AIM OF THE EXERCISE.
Without including any images, set down the records below exactly.

Collected data.
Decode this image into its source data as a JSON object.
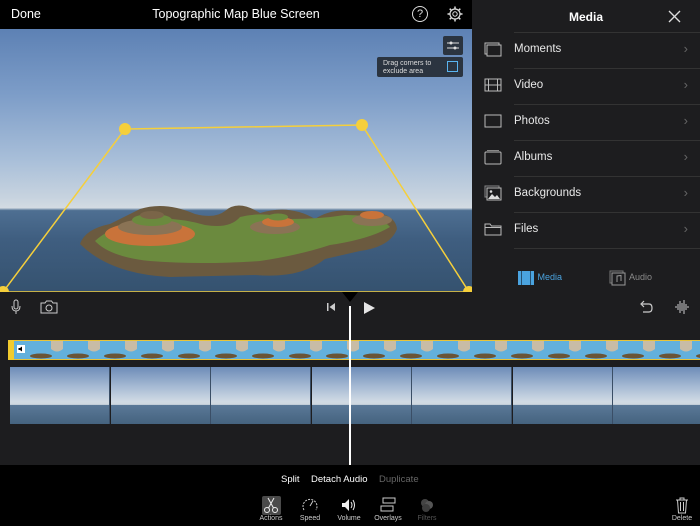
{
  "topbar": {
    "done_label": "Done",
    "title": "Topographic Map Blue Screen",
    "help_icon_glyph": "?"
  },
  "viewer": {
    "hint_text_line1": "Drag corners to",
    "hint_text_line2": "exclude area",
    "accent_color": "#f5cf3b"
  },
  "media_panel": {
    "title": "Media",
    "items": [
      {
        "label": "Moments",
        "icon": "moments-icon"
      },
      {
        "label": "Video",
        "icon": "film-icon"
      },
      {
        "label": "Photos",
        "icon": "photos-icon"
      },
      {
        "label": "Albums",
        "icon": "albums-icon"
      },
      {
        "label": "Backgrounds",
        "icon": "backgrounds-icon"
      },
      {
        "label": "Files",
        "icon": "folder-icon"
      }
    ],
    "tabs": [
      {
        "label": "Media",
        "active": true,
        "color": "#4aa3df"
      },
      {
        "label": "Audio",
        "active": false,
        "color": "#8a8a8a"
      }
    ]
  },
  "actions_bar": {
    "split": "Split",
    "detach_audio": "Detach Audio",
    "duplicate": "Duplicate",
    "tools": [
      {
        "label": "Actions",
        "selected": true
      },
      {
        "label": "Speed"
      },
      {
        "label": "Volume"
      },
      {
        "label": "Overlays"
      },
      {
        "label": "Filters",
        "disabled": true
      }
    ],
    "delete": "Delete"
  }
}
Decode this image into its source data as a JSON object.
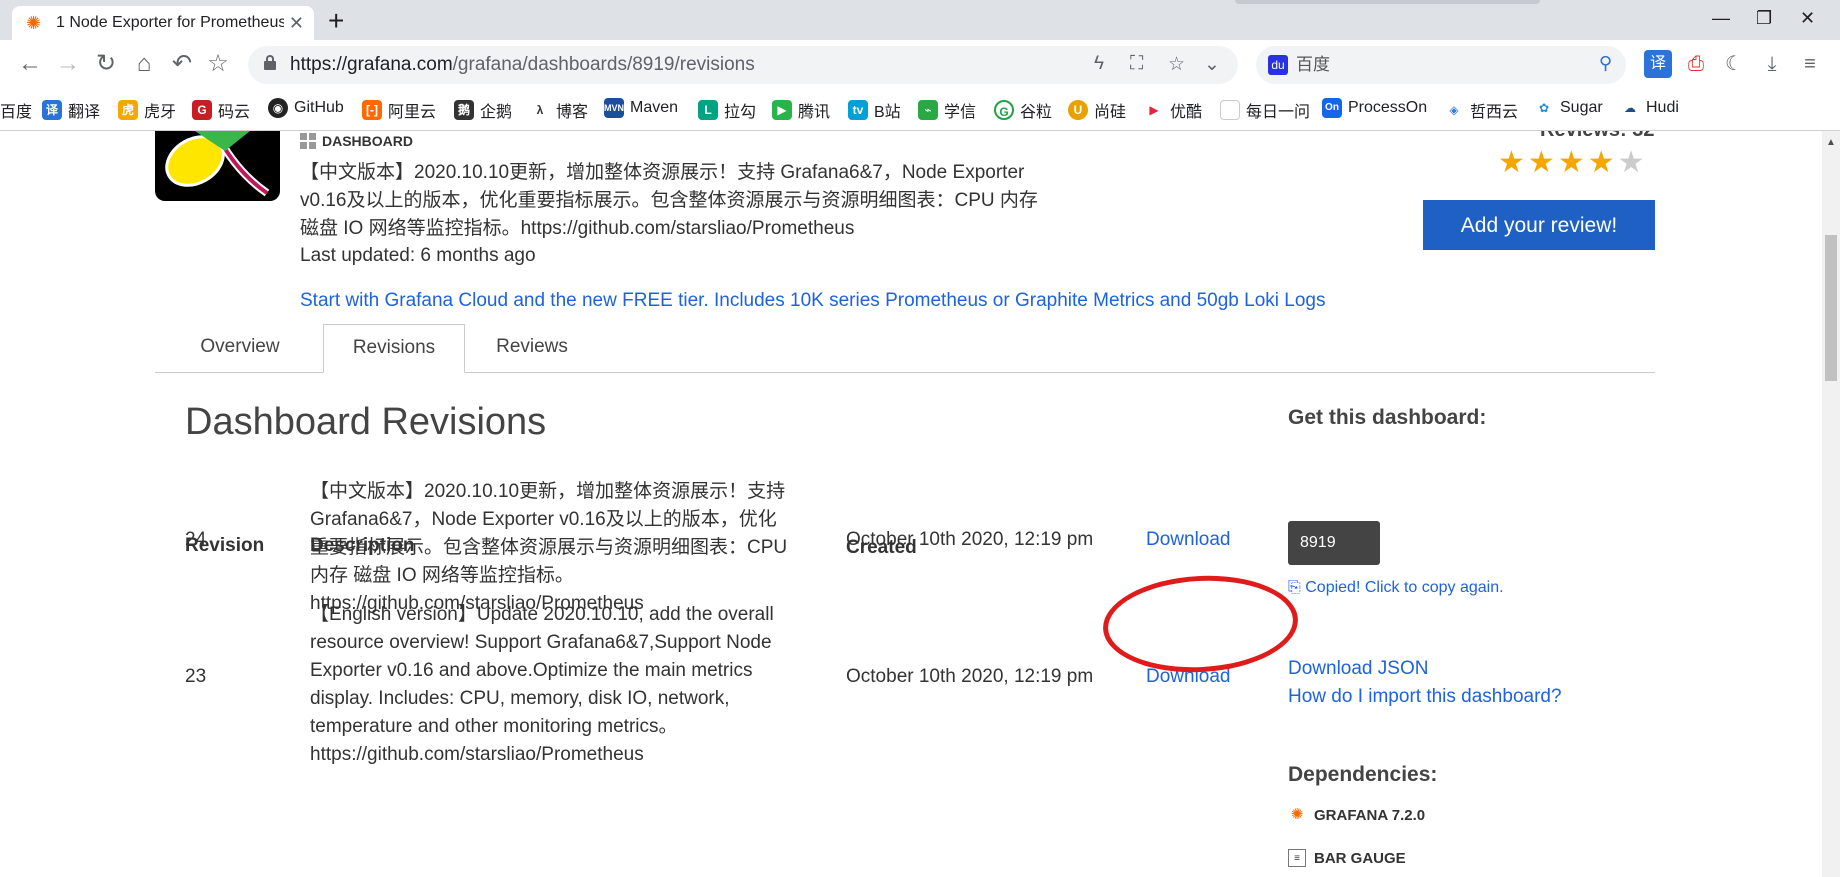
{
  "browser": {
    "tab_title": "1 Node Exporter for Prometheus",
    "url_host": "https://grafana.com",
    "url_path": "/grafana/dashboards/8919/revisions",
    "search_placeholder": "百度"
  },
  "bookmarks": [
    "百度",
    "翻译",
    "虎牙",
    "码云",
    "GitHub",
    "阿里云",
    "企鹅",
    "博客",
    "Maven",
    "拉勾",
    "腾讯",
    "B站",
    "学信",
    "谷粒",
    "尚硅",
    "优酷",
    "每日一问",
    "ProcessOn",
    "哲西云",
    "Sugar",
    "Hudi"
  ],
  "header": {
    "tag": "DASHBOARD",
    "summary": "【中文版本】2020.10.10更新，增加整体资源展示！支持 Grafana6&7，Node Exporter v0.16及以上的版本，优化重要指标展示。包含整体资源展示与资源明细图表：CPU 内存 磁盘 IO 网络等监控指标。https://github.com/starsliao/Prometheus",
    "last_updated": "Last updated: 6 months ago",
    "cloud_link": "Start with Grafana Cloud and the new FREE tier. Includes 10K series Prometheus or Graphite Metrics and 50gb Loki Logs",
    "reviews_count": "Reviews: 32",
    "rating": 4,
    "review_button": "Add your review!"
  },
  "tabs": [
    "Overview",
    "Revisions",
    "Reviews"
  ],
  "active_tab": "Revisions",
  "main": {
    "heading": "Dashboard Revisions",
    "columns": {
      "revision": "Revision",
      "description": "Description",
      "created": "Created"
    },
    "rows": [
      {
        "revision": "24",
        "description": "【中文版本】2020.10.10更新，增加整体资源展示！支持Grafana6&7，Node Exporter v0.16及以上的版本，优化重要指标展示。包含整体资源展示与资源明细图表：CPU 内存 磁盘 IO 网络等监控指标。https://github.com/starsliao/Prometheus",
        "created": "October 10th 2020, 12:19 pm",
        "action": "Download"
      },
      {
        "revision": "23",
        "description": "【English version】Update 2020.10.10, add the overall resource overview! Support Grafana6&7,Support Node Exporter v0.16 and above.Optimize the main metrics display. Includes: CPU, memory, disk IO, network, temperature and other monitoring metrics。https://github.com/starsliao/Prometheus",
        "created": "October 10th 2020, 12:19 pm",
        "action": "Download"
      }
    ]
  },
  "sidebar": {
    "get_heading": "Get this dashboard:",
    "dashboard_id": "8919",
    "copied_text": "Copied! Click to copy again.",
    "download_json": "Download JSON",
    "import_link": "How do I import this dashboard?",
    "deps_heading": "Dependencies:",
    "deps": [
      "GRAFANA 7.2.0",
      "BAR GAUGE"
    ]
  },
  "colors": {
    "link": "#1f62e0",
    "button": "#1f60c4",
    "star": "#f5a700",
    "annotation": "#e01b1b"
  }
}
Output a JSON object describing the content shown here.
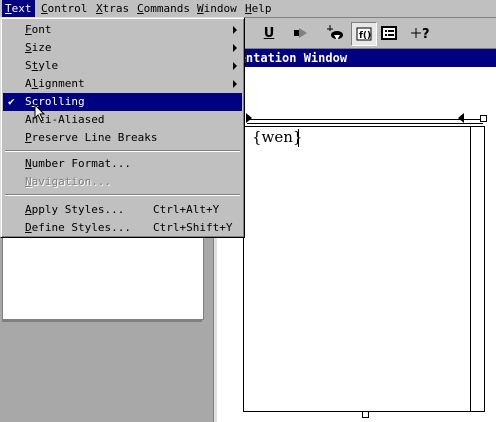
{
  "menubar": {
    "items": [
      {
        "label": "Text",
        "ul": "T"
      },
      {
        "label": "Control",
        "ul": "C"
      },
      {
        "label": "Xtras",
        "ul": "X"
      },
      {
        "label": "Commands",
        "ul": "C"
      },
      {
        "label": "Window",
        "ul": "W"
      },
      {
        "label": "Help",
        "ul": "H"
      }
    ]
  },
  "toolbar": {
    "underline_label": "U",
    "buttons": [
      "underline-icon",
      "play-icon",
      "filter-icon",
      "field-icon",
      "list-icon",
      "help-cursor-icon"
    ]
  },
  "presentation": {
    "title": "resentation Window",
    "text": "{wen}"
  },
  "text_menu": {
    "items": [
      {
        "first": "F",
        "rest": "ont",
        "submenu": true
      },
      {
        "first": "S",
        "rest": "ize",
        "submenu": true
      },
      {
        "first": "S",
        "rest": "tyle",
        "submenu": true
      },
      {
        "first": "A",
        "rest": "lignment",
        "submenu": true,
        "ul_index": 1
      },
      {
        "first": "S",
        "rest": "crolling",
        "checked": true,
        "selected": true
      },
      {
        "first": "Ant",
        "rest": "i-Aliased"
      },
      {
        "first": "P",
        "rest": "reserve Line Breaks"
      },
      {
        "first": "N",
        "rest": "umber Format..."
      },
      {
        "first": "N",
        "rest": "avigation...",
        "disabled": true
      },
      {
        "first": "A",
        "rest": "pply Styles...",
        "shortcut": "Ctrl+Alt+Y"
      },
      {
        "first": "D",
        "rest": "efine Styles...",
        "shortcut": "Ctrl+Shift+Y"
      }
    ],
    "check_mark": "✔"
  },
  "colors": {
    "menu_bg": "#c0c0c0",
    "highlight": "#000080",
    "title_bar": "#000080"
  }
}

ANSWER BOX.
Decode this image into its source data as a JSON object.
{
  "topbar": {
    "done_label": "Done",
    "title": "Topographic Map Blue Screen",
    "help_icon_glyph": "?"
  },
  "viewer": {
    "hint_text_line1": "Drag corners to",
    "hint_text_line2": "exclude area",
    "accent_color": "#f5cf3b"
  },
  "media_panel": {
    "title": "Media",
    "items": [
      {
        "label": "Moments",
        "icon": "moments-icon"
      },
      {
        "label": "Video",
        "icon": "film-icon"
      },
      {
        "label": "Photos",
        "icon": "photos-icon"
      },
      {
        "label": "Albums",
        "icon": "albums-icon"
      },
      {
        "label": "Backgrounds",
        "icon": "backgrounds-icon"
      },
      {
        "label": "Files",
        "icon": "folder-icon"
      }
    ],
    "tabs": [
      {
        "label": "Media",
        "active": true,
        "color": "#4aa3df"
      },
      {
        "label": "Audio",
        "active": false,
        "color": "#8a8a8a"
      }
    ]
  },
  "actions_bar": {
    "split": "Split",
    "detach_audio": "Detach Audio",
    "duplicate": "Duplicate",
    "tools": [
      {
        "label": "Actions",
        "selected": true
      },
      {
        "label": "Speed"
      },
      {
        "label": "Volume"
      },
      {
        "label": "Overlays"
      },
      {
        "label": "Filters",
        "disabled": true
      }
    ],
    "delete": "Delete"
  }
}
Decode this image into its source data as a JSON object.
{
  "browser": {
    "tab_title": "1 Node Exporter for Prometheus",
    "url_host": "https://grafana.com",
    "url_path": "/grafana/dashboards/8919/revisions",
    "search_placeholder": "百度"
  },
  "bookmarks": [
    "百度",
    "翻译",
    "虎牙",
    "码云",
    "GitHub",
    "阿里云",
    "企鹅",
    "博客",
    "Maven",
    "拉勾",
    "腾讯",
    "B站",
    "学信",
    "谷粒",
    "尚硅",
    "优酷",
    "每日一问",
    "ProcessOn",
    "哲西云",
    "Sugar",
    "Hudi"
  ],
  "header": {
    "tag": "DASHBOARD",
    "summary": "【中文版本】2020.10.10更新，增加整体资源展示！支持 Grafana6&7，Node Exporter v0.16及以上的版本，优化重要指标展示。包含整体资源展示与资源明细图表：CPU 内存 磁盘 IO 网络等监控指标。https://github.com/starsliao/Prometheus",
    "last_updated": "Last updated: 6 months ago",
    "cloud_link": "Start with Grafana Cloud and the new FREE tier. Includes 10K series Prometheus or Graphite Metrics and 50gb Loki Logs",
    "reviews_count": "Reviews: 32",
    "rating": 4,
    "review_button": "Add your review!"
  },
  "tabs": [
    "Overview",
    "Revisions",
    "Reviews"
  ],
  "active_tab": "Revisions",
  "main": {
    "heading": "Dashboard Revisions",
    "columns": {
      "revision": "Revision",
      "description": "Description",
      "created": "Created"
    },
    "rows": [
      {
        "revision": "24",
        "description": "【中文版本】2020.10.10更新，增加整体资源展示！支持Grafana6&7，Node Exporter v0.16及以上的版本，优化重要指标展示。包含整体资源展示与资源明细图表：CPU 内存 磁盘 IO 网络等监控指标。https://github.com/starsliao/Prometheus",
        "created": "October 10th 2020, 12:19 pm",
        "action": "Download"
      },
      {
        "revision": "23",
        "description": "【English version】Update 2020.10.10, add the overall resource overview! Support Grafana6&7,Support Node Exporter v0.16 and above.Optimize the main metrics display. Includes: CPU, memory, disk IO, network, temperature and other monitoring metrics。https://github.com/starsliao/Prometheus",
        "created": "October 10th 2020, 12:19 pm",
        "action": "Download"
      }
    ]
  },
  "sidebar": {
    "get_heading": "Get this dashboard:",
    "dashboard_id": "8919",
    "copied_text": "Copied! Click to copy again.",
    "download_json": "Download JSON",
    "import_link": "How do I import this dashboard?",
    "deps_heading": "Dependencies:",
    "deps": [
      "GRAFANA 7.2.0",
      "BAR GAUGE"
    ]
  },
  "colors": {
    "link": "#1f62e0",
    "button": "#1f60c4",
    "star": "#f5a700",
    "annotation": "#e01b1b"
  }
}
Output a JSON object describing the content shown here.
{
  "menubar": {
    "items": [
      {
        "label": "Text",
        "ul": "T"
      },
      {
        "label": "Control",
        "ul": "C"
      },
      {
        "label": "Xtras",
        "ul": "X"
      },
      {
        "label": "Commands",
        "ul": "C"
      },
      {
        "label": "Window",
        "ul": "W"
      },
      {
        "label": "Help",
        "ul": "H"
      }
    ]
  },
  "toolbar": {
    "underline_label": "U",
    "buttons": [
      "underline-icon",
      "play-icon",
      "filter-icon",
      "field-icon",
      "list-icon",
      "help-cursor-icon"
    ]
  },
  "presentation": {
    "title": "resentation Window",
    "text": "{wen}"
  },
  "text_menu": {
    "items": [
      {
        "first": "F",
        "rest": "ont",
        "submenu": true
      },
      {
        "first": "S",
        "rest": "ize",
        "submenu": true
      },
      {
        "first": "S",
        "rest": "tyle",
        "submenu": true
      },
      {
        "first": "A",
        "rest": "lignment",
        "submenu": true,
        "ul_index": 1
      },
      {
        "first": "S",
        "rest": "crolling",
        "checked": true,
        "selected": true
      },
      {
        "first": "Ant",
        "rest": "i-Aliased"
      },
      {
        "first": "P",
        "rest": "reserve Line Breaks"
      },
      {
        "first": "N",
        "rest": "umber Format..."
      },
      {
        "first": "N",
        "rest": "avigation...",
        "disabled": true
      },
      {
        "first": "A",
        "rest": "pply Styles...",
        "shortcut": "Ctrl+Alt+Y"
      },
      {
        "first": "D",
        "rest": "efine Styles...",
        "shortcut": "Ctrl+Shift+Y"
      }
    ],
    "check_mark": "✔"
  },
  "colors": {
    "menu_bg": "#c0c0c0",
    "highlight": "#000080",
    "title_bar": "#000080"
  }
}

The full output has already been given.